• Golden Globe Awards

The Vigil (USA)

Nearly half a century since The Exorcist won four Golden Globe awards, including Best Director and Best Motion Picture – Drama, and then also went on to became the first horror movie nominated for an Academy Award for Best Picture, the horror genre still has a certain “black sheep” reputation in too many cinema circles. It’s been embraced and explored by undeniable auteurs, from Alfred Hitchcock and Roman Polanski to Stanley Kubrick and Darren Aronofsky, but too many critics have a reductive view of the genre’s narrative trappings, often seeing only literalism rather than, in its most interesting presentations, a way to metaphorically explore both innate human fears as well as various problems and issues informing societal unease.
Leaning reliably if also artfully into the type of genre tropes that help make the category such a steady commercial performer, The Vigil fuses supernatural horror in an intriguing manner with religious subculture. The feature debut of writer-director Keith Thomas, the movie tells the story of Yakov Ronen (Dave Davis), a young man in recovery who finds himself struggling to make ends meet. Needing money for rent, he accepts an offer from his former rabbi to serve as a “shomer,” or guardian, for a recently deceased, reclusive Holocaust survivor. Sitting with the body for five hours overnight along with the man’s Alzheimer’s-stricken wife (Lynn Cohen), Yakov starts to experience increasingly creepy visions and hallucinations that kick up guilt as they interweave with old memories, manifesting in a struggle for the very future of his soul.

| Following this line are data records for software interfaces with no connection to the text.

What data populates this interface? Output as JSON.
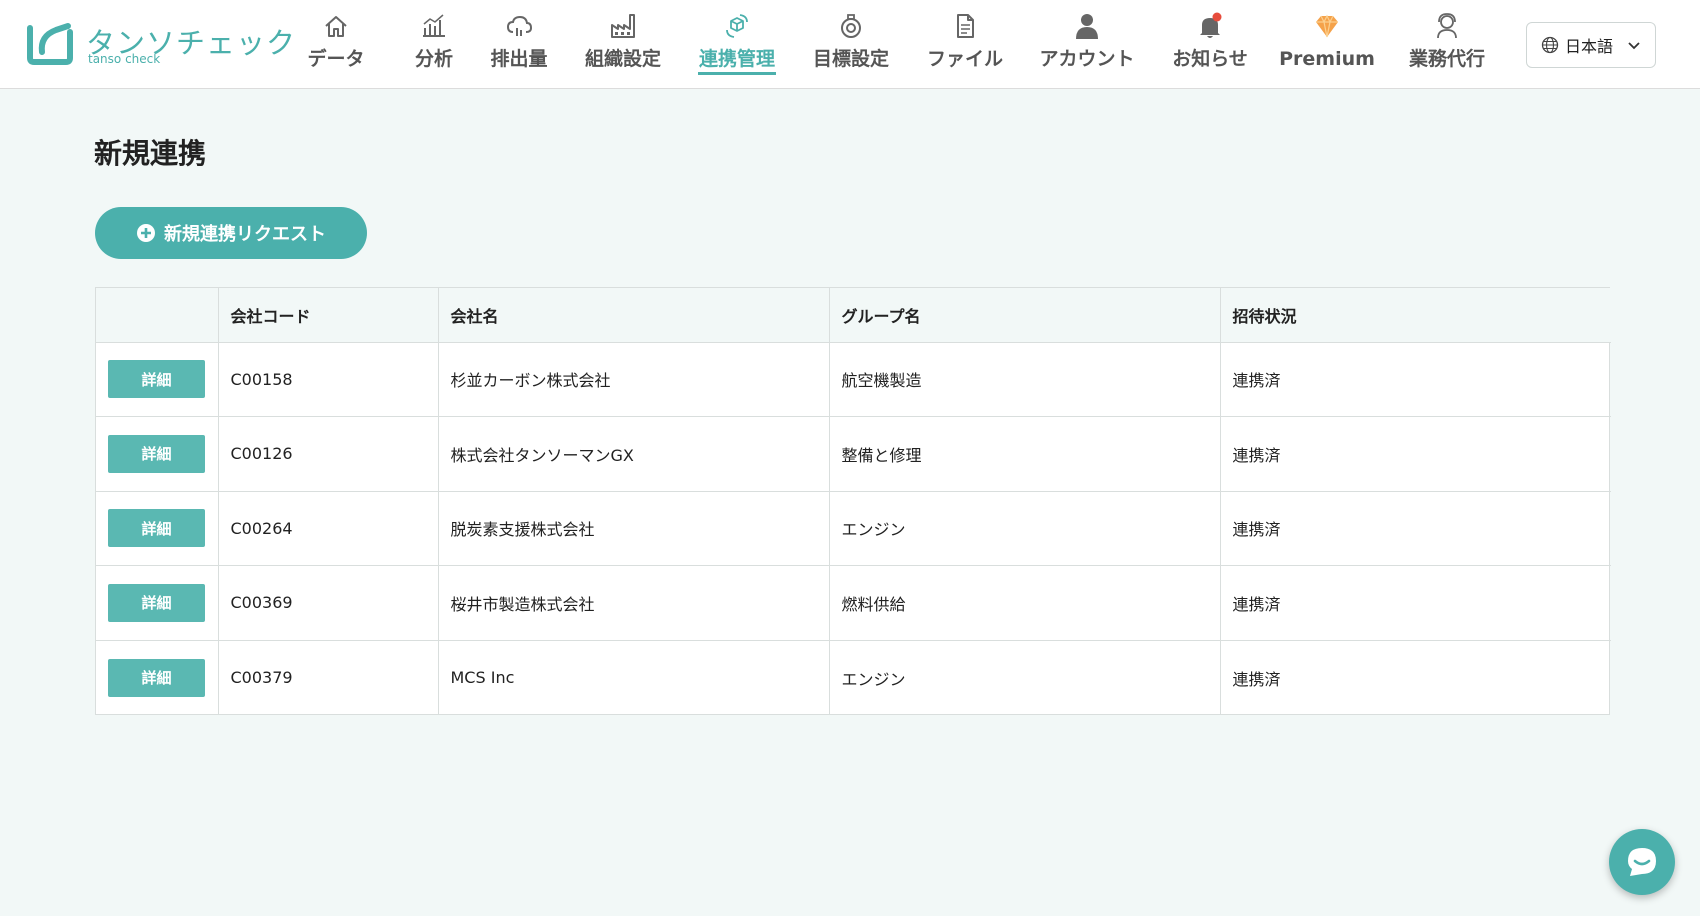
{
  "brand": {
    "name": "タンソチェック",
    "sub": "tanso check",
    "accent_color": "#4bb0ac"
  },
  "nav": {
    "items": [
      {
        "key": "data",
        "label": "データ",
        "icon": "home-icon"
      },
      {
        "key": "analysis",
        "label": "分析",
        "icon": "bar-chart-icon"
      },
      {
        "key": "emissions",
        "label": "排出量",
        "icon": "cloud-icon"
      },
      {
        "key": "org",
        "label": "組織設定",
        "icon": "factory-icon"
      },
      {
        "key": "link",
        "label": "連携管理",
        "icon": "link-cubes-icon",
        "active": true
      },
      {
        "key": "target",
        "label": "目標設定",
        "icon": "target-icon"
      },
      {
        "key": "file",
        "label": "ファイル",
        "icon": "file-icon"
      },
      {
        "key": "account",
        "label": "アカウント",
        "icon": "user-icon"
      },
      {
        "key": "notice",
        "label": "お知らせ",
        "icon": "bell-icon"
      },
      {
        "key": "premium",
        "label": "Premium",
        "icon": "diamond-icon"
      },
      {
        "key": "agency",
        "label": "業務代行",
        "icon": "support-agent-icon"
      }
    ],
    "language": {
      "label": "日本語",
      "icon": "globe-icon"
    }
  },
  "page": {
    "title": "新規連携",
    "new_request_label": "新規連携リクエスト"
  },
  "table": {
    "headers": {
      "action": "",
      "company_code": "会社コード",
      "company_name": "会社名",
      "group_name": "グループ名",
      "invite_status": "招待状況"
    },
    "detail_label": "詳細",
    "rows": [
      {
        "company_code": "C00158",
        "company_name": "杉並カーボン株式会社",
        "group_name": "航空機製造",
        "invite_status": "連携済"
      },
      {
        "company_code": "C00126",
        "company_name": "株式会社タンソーマンGX",
        "group_name": "整備と修理",
        "invite_status": "連携済"
      },
      {
        "company_code": "C00264",
        "company_name": "脱炭素支援株式会社",
        "group_name": "エンジン",
        "invite_status": "連携済"
      },
      {
        "company_code": "C00369",
        "company_name": "桜井市製造株式会社",
        "group_name": "燃料供給",
        "invite_status": "連携済"
      },
      {
        "company_code": "C00379",
        "company_name": "MCS Inc",
        "group_name": "エンジン",
        "invite_status": "連携済"
      }
    ]
  },
  "chat": {
    "icon": "chat-icon"
  }
}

While dybbuks, as malevolent spirits are known in the Orthodox Jewish community, have been utilized as big screen antagonists previously in American movies, like David Goyer’s The Unborn and Ole Bornedal’s The Possession, here The Vigil, which unfolds in a mixture of Yiddish and English, puts down deep cultural roots. It anchors itself in small details which give the movie a lingering sense of specificity. Deploying a goosing score from composer Zach Kuperstein alongside camerawork from director of photography Michael Yezerski that emphasizes a full range of his setting’s inky blacks, Thomas conjures a strong sense of place – an apartment full of corners and crevices that can’t be trusted. The atmospheric result conjures plenty of dread, proving that horror can translate to any language.